- Requirement
Your task is to copy each line of the records that includes the string "query".

- Materials provided

--- START ---

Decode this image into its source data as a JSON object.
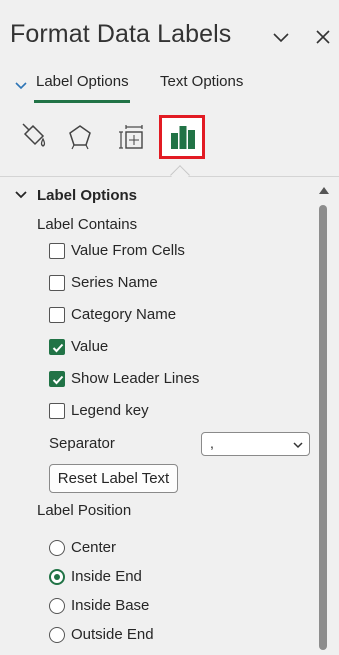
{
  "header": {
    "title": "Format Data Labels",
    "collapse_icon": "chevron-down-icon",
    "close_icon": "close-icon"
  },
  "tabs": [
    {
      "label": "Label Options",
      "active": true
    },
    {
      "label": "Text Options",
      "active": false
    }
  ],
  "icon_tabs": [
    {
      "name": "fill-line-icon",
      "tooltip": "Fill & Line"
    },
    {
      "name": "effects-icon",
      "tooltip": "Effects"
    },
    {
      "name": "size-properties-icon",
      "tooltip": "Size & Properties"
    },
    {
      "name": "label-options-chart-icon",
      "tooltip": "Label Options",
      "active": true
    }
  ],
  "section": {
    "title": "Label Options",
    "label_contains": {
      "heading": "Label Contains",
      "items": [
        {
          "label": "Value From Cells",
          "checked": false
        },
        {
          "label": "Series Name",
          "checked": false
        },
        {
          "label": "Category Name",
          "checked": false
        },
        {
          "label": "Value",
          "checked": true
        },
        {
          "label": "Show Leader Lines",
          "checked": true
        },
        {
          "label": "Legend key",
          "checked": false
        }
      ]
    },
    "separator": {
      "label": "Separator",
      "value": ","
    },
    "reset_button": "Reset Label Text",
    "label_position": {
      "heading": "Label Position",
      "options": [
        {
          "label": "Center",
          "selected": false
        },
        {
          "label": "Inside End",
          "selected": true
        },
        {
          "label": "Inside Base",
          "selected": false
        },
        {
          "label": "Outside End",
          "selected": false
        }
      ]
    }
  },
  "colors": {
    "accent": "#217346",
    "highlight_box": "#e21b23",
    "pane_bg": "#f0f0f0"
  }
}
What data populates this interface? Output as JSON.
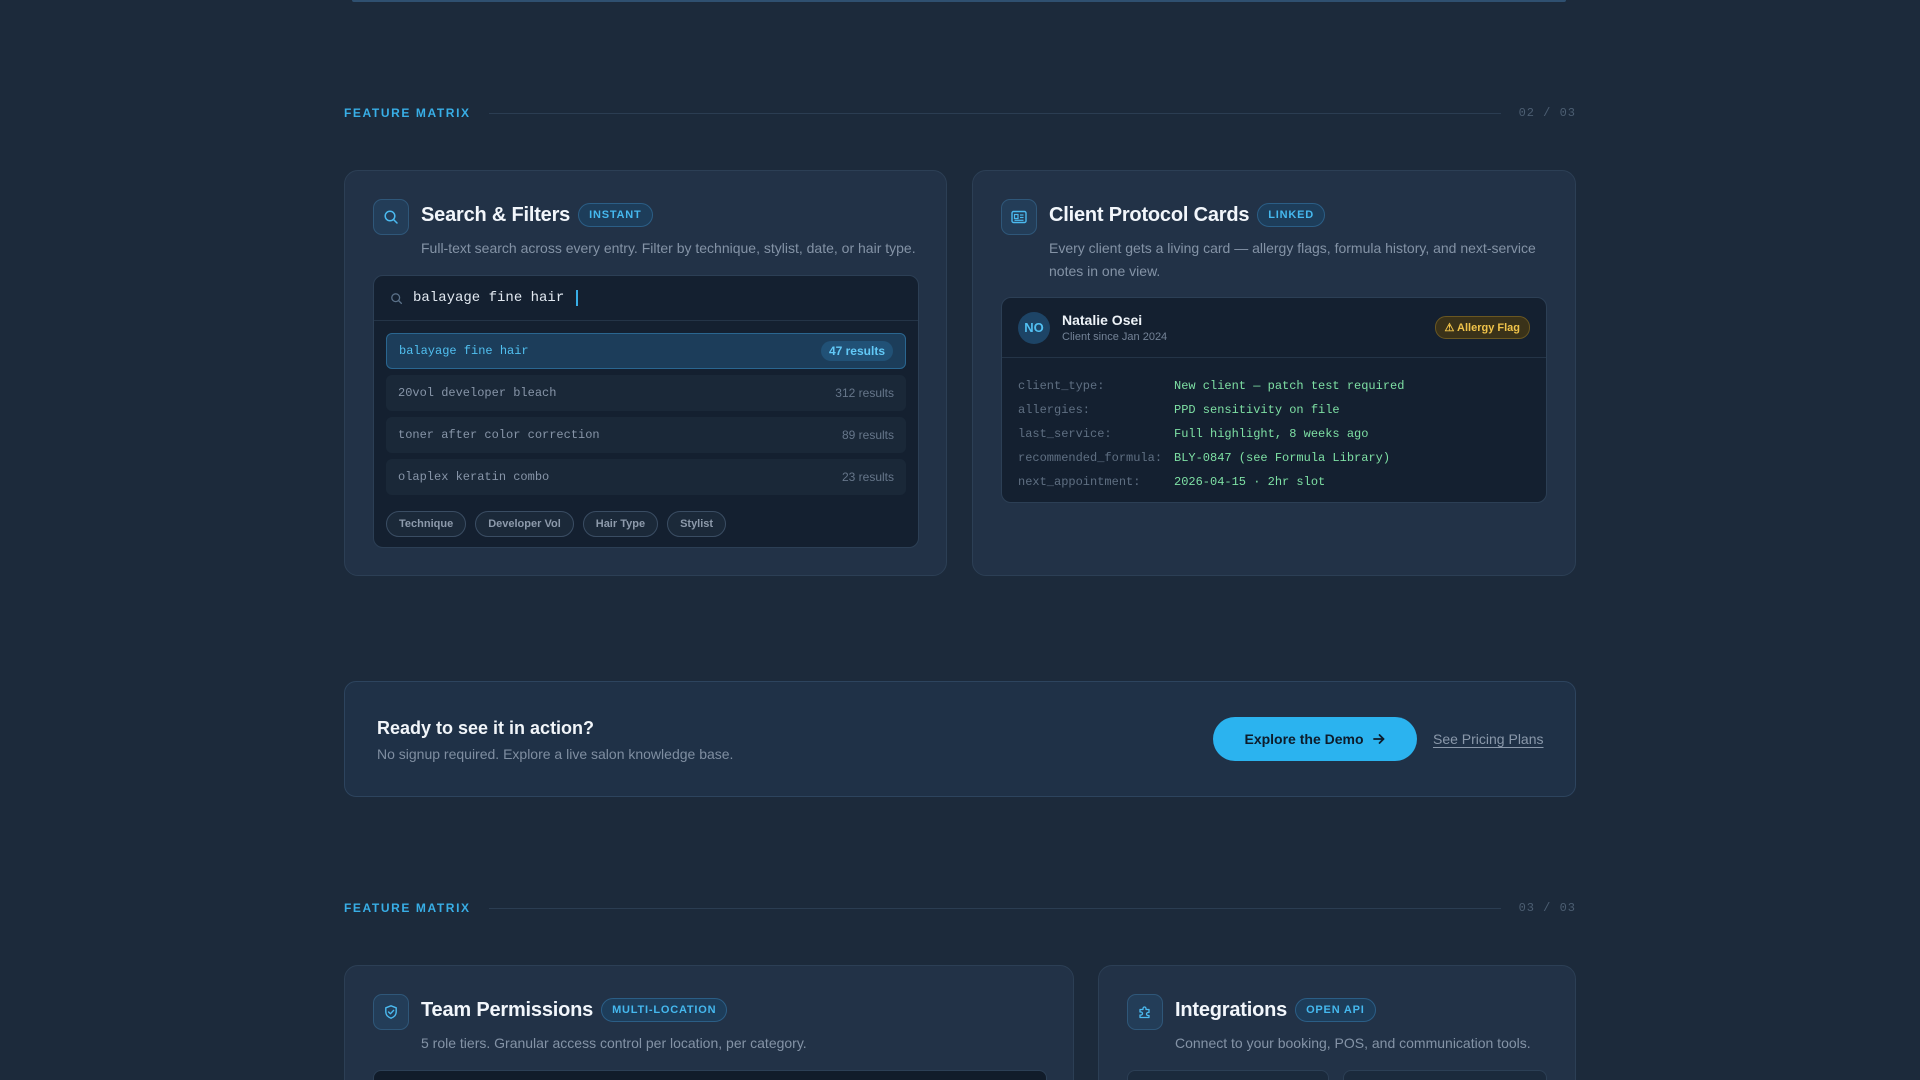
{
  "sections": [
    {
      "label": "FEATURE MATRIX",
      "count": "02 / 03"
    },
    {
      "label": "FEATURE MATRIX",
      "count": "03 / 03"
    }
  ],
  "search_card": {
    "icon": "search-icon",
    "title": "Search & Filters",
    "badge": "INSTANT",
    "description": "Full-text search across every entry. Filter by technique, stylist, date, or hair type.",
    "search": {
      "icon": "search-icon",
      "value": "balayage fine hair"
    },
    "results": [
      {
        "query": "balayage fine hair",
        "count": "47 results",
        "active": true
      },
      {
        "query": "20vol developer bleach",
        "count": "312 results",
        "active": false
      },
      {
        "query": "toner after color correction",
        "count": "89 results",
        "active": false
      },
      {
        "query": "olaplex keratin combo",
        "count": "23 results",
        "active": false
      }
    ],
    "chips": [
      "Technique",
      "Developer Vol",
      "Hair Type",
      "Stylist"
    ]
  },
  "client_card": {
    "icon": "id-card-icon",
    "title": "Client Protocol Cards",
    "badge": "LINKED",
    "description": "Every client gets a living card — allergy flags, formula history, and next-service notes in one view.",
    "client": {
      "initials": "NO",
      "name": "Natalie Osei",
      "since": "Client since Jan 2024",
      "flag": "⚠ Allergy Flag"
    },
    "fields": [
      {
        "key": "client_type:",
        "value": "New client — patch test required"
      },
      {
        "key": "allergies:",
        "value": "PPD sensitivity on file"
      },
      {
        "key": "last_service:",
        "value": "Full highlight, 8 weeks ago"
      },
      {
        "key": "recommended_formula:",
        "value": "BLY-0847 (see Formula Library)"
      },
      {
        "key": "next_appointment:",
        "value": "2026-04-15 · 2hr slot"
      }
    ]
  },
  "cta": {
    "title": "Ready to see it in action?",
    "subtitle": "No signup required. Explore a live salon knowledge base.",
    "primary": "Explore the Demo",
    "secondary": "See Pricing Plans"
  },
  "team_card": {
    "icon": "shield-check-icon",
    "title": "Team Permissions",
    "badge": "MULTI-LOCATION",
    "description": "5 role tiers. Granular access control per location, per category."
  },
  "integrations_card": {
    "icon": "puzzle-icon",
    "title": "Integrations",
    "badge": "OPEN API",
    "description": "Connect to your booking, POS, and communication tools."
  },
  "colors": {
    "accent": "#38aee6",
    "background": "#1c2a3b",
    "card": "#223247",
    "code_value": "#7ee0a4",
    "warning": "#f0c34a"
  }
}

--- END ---
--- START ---

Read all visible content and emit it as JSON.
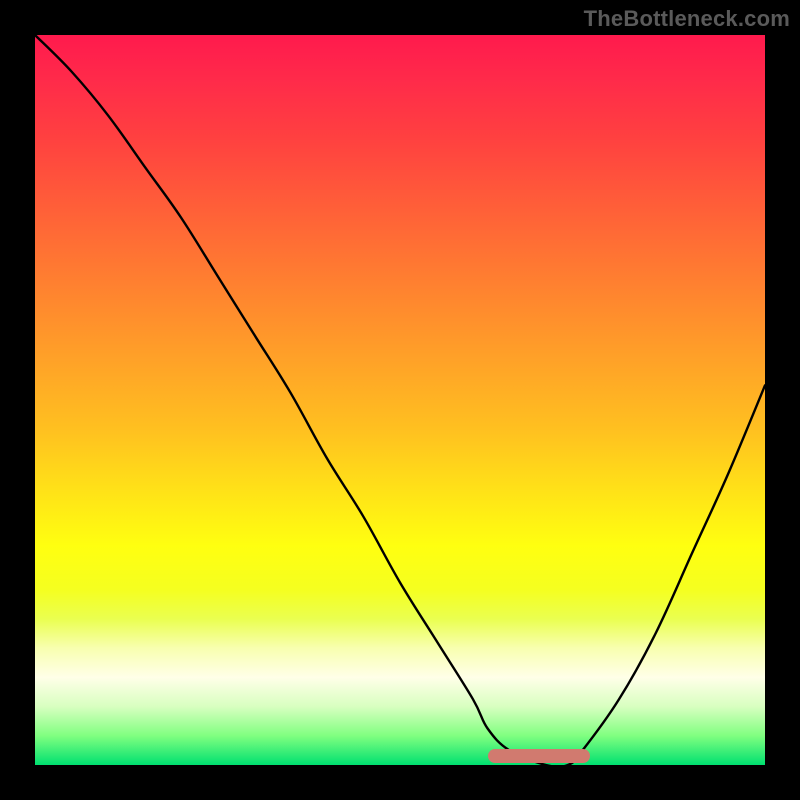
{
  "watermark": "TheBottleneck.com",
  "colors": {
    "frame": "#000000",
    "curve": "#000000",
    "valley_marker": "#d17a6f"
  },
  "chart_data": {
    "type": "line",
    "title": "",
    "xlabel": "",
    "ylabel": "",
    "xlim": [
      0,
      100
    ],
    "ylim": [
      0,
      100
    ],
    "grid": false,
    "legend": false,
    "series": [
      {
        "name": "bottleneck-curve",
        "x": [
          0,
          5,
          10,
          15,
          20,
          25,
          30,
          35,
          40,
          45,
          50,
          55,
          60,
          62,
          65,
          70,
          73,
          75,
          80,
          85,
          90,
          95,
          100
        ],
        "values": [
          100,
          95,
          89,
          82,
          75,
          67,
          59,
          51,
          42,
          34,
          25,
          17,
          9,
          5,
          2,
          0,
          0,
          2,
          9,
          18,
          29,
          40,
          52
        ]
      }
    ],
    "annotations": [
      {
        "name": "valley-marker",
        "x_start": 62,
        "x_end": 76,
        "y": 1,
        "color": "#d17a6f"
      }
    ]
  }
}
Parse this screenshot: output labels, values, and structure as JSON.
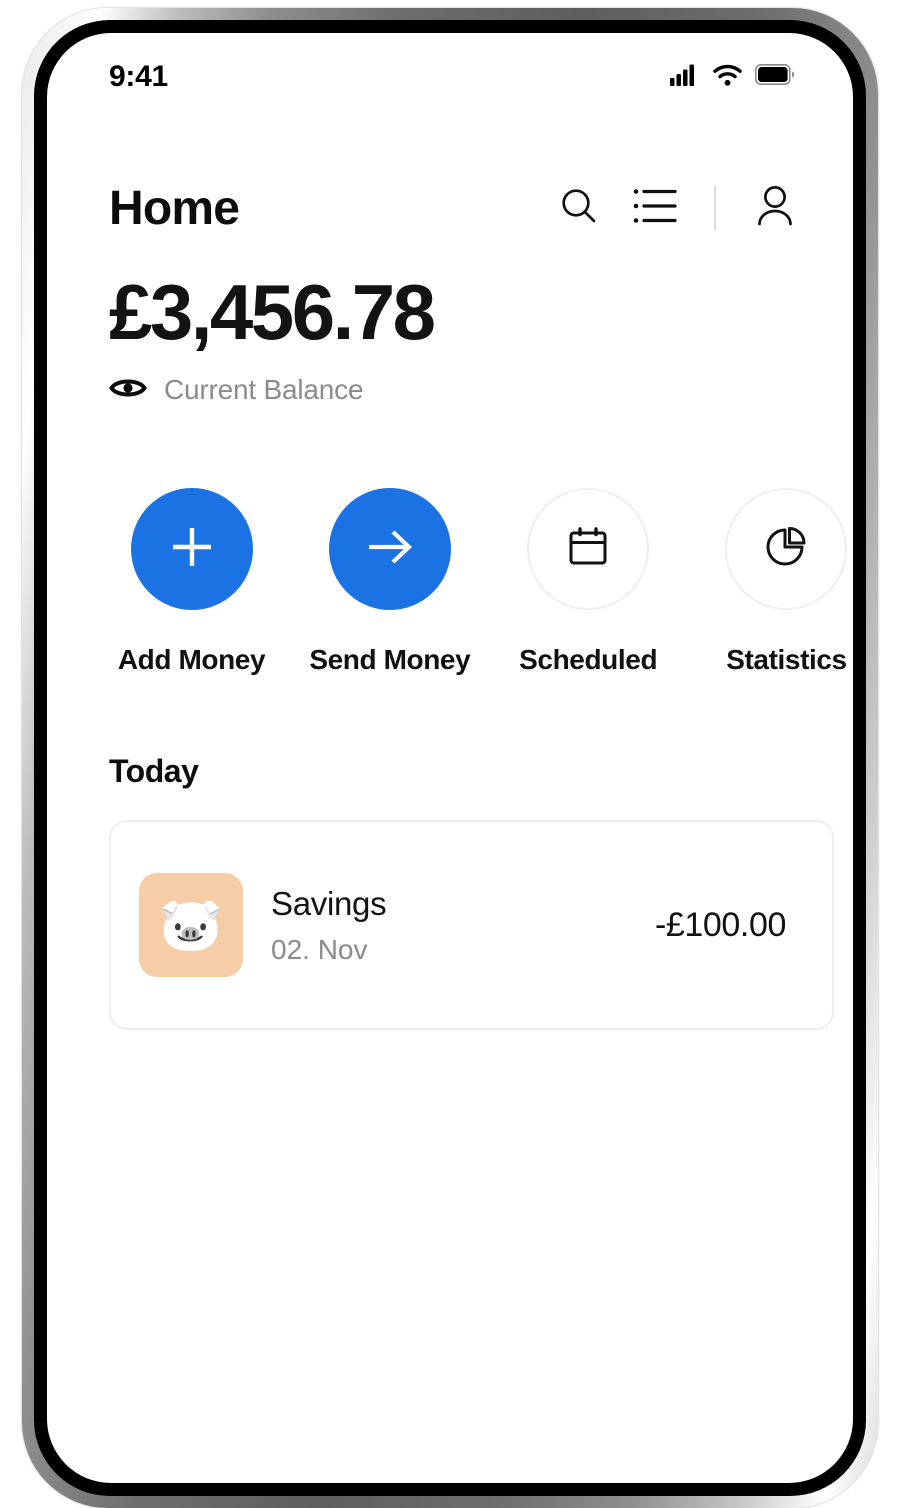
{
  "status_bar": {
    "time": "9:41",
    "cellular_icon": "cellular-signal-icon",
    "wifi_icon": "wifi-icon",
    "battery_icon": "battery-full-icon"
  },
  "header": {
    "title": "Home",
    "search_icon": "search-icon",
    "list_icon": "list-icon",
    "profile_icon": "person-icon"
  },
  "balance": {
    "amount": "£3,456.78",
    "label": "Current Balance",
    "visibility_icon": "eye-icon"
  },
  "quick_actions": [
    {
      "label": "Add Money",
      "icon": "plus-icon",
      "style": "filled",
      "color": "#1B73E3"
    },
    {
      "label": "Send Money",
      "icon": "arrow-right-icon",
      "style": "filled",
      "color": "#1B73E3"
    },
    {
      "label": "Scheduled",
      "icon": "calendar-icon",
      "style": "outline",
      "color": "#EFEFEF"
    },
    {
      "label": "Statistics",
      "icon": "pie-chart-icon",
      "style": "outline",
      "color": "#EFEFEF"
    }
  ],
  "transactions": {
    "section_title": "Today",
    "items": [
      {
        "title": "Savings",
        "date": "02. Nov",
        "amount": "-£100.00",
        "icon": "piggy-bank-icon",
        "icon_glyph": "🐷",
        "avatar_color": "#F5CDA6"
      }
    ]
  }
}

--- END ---

- Solution to the problem
        "query": "balayage fine hair",
        "query": "20vol developer bleach",
        "query": "toner after color correction",
        "query": "olaplex keratin combo",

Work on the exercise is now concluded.